On the other hand, performance does dramatically increase with shorter bands. This is especially true if you want to shoot
lightweight ammunition at a high speed.
Typically, the band length - without the length needed for band attachment on fork and pouch - is between 18% and 25% of your draw length. Longer bands will have a dramatically improved band life, with up to 2000 shots being not unusual. Shorter bands may live just a few hundred shots, but will give you the velocity you may need for long-range shots or hunting. So choose wisely. That being said, if you extend rubber bands to the absolute maximum, where you feel ythe bands cannot extend any longer, your velocity will actually decrease, and your bands won't stand this torture for long.
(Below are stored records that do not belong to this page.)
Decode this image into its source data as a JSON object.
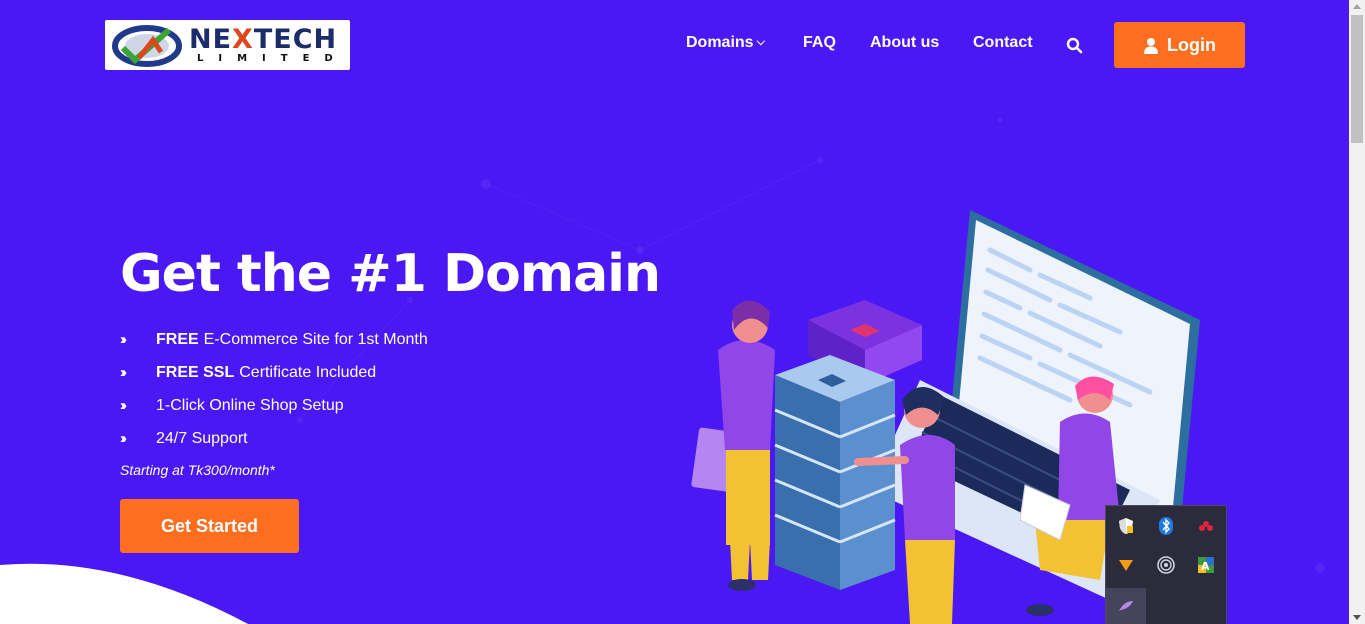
{
  "brand": {
    "name_a": "NE",
    "name_x": "X",
    "name_b": "TECH",
    "sub": "LIMITED"
  },
  "nav": {
    "items": [
      {
        "label": "Domains",
        "has_dropdown": true
      },
      {
        "label": "FAQ"
      },
      {
        "label": "About us"
      },
      {
        "label": "Contact"
      }
    ],
    "search_icon": "search-icon",
    "login_label": "Login",
    "login_icon": "user-icon"
  },
  "hero": {
    "title": "Get the #1 Domain",
    "features": [
      {
        "bold": "FREE",
        "text": "E-Commerce Site for 1st Month"
      },
      {
        "bold": "FREE SSL",
        "text": "Certificate Included"
      },
      {
        "bold": "",
        "text": "1-Click Online Shop Setup"
      },
      {
        "bold": "",
        "text": "24/7 Support"
      }
    ],
    "starting": "Starting at Tk300/month*",
    "cta_label": "Get Started"
  },
  "tray": {
    "icons": [
      "security-shield-icon",
      "bluetooth-icon",
      "app-red-icon",
      "vlc-cone-icon",
      "network-icon",
      "keyboard-language-icon",
      "feather-icon"
    ]
  },
  "colors": {
    "background": "#4a17f5",
    "accent": "#fd6f1f",
    "text": "#ffffff"
  }
}
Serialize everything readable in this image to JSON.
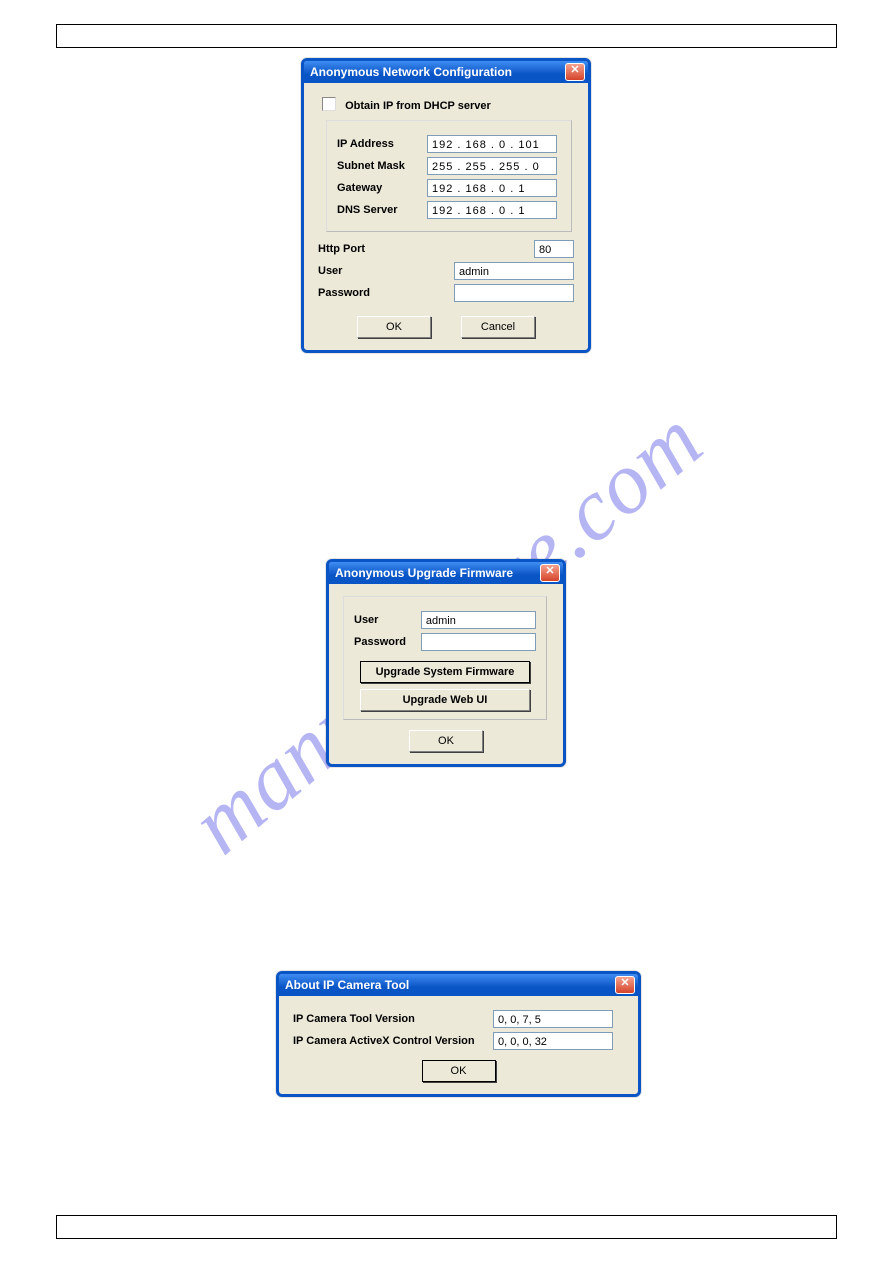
{
  "watermark": "manualchive.com",
  "dialog1": {
    "title": "Anonymous Network Configuration",
    "dhcp_label": "Obtain IP from DHCP server",
    "ip_label": "IP Address",
    "ip_value": "192 . 168 .  0  . 101",
    "subnet_label": "Subnet Mask",
    "subnet_value": "255 . 255 . 255 .  0",
    "gateway_label": "Gateway",
    "gateway_value": "192 . 168 .  0  .  1",
    "dns_label": "DNS Server",
    "dns_value": "192 . 168 .  0  .  1",
    "http_port_label": "Http Port",
    "http_port_value": "80",
    "user_label": "User",
    "user_value": "admin",
    "password_label": "Password",
    "password_value": "",
    "ok": "OK",
    "cancel": "Cancel"
  },
  "dialog2": {
    "title": "Anonymous Upgrade Firmware",
    "user_label": "User",
    "user_value": "admin",
    "password_label": "Password",
    "password_value": "",
    "btn_sys": "Upgrade System Firmware",
    "btn_web": "Upgrade Web UI",
    "ok": "OK"
  },
  "dialog3": {
    "title": "About IP Camera Tool",
    "tool_label": "IP Camera Tool Version",
    "tool_value": "0, 0, 7, 5",
    "activex_label": "IP Camera ActiveX Control Version",
    "activex_value": "0, 0, 0, 32",
    "ok": "OK"
  }
}
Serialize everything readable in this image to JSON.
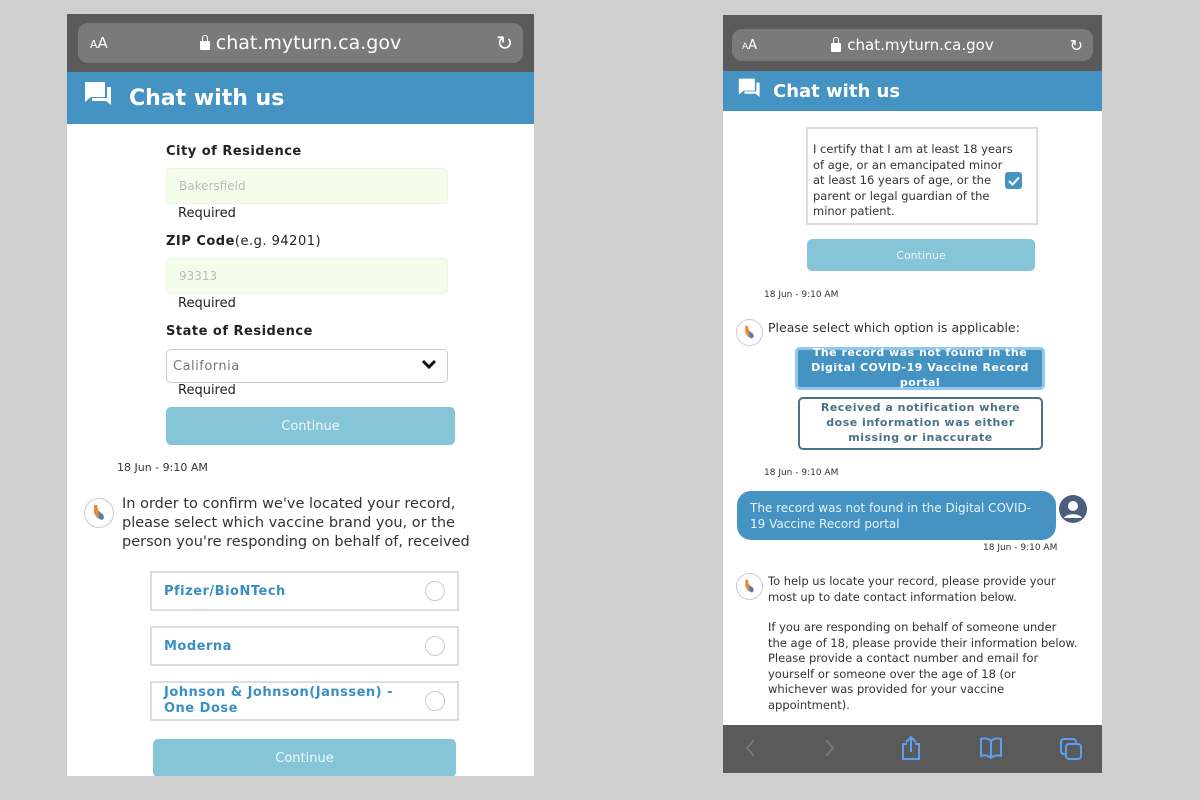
{
  "left_phone": {
    "browser": {
      "text_size_label": "AA",
      "url": "chat.myturn.ca.gov"
    },
    "header": {
      "title": "Chat with us"
    },
    "form": {
      "city": {
        "label": "City of Residence",
        "value": "Bakersfield",
        "hint": "Required"
      },
      "zip": {
        "label": "ZIP Code",
        "label_example": "(e.g. 94201)",
        "value": "93313",
        "hint": "Required"
      },
      "state": {
        "label": "State of Residence",
        "value": "California",
        "hint": "Required"
      },
      "continue_label": "Continue"
    },
    "timestamp": "18 Jun - 9:10 AM",
    "bot_message": "In order to confirm we've located your record, please select which vaccine brand you, or the person you're responding on behalf of, received",
    "vaccine_options": [
      {
        "label": "Pfizer/BioNTech",
        "selected": false
      },
      {
        "label": "Moderna",
        "selected": false
      },
      {
        "label": "Johnson & Johnson(Janssen) - One Dose",
        "selected": false
      }
    ],
    "continue_label_2": "Continue"
  },
  "right_phone": {
    "browser": {
      "text_size_label": "AA",
      "url": "chat.myturn.ca.gov"
    },
    "header": {
      "title": "Chat with us"
    },
    "certify": {
      "text": "I certify that I am at least 18 years of age, or an emancipated minor at least 16 years of age, or the parent or legal guardian of the minor patient.",
      "checked": true
    },
    "continue_label": "Continue",
    "timestamp_1": "18 Jun - 9:10 AM",
    "bot_message_1": "Please select which option is applicable:",
    "options": [
      {
        "label": "The record was not found in the Digital COVID-19 Vaccine Record portal",
        "selected": true
      },
      {
        "label": "Received a notification where dose information was either missing or inaccurate",
        "selected": false
      }
    ],
    "timestamp_2": "18 Jun - 9:10 AM",
    "user_message": "The record was not found in the Digital COVID-19 Vaccine Record portal",
    "timestamp_3": "18 Jun - 9:10 AM",
    "bot_message_2a": "To help us locate your record, please provide your most up to date contact information below.",
    "bot_message_2b": "If you are responding on behalf of someone under the age of 18, please provide their information below. Please provide a contact number and email for yourself or someone over the age of 18 (or whichever was provided for your vaccine appointment).",
    "toolbar": [
      "back",
      "forward",
      "share",
      "bookmarks",
      "tabs"
    ]
  },
  "colors": {
    "brand_blue": "#4593c3",
    "button_disabled": "#86c4d8",
    "input_bg": "#f4fde9",
    "chrome_gray": "#5a5a5a"
  }
}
Different band shapes have a different performance. It is difficult to provide precise data on this subject, as the band's material is just as important, and one inevitable ends up comparing apples to oranges. What can be said, though, is that smaller, flexible bands with a higher surface generally have a better performance, especially with lightweight ammunition. Large tubular bands also seem to lack in performance, a possible explanation is that air is trapped inside the tubes, and causes trouble during the rapid. The graph shows three bands. One is a commercial untapered tubular band. The second one has dual small-diameter chinese-style tubular bands, while the third bandset has tapered flat bands. Please note that I'm audaciously comparing apples to oranges here, as the band have such a different draw weight, tapering, band material, and even a different extension ratio! I want to show you how much your slingshot's performance changes with different band setups.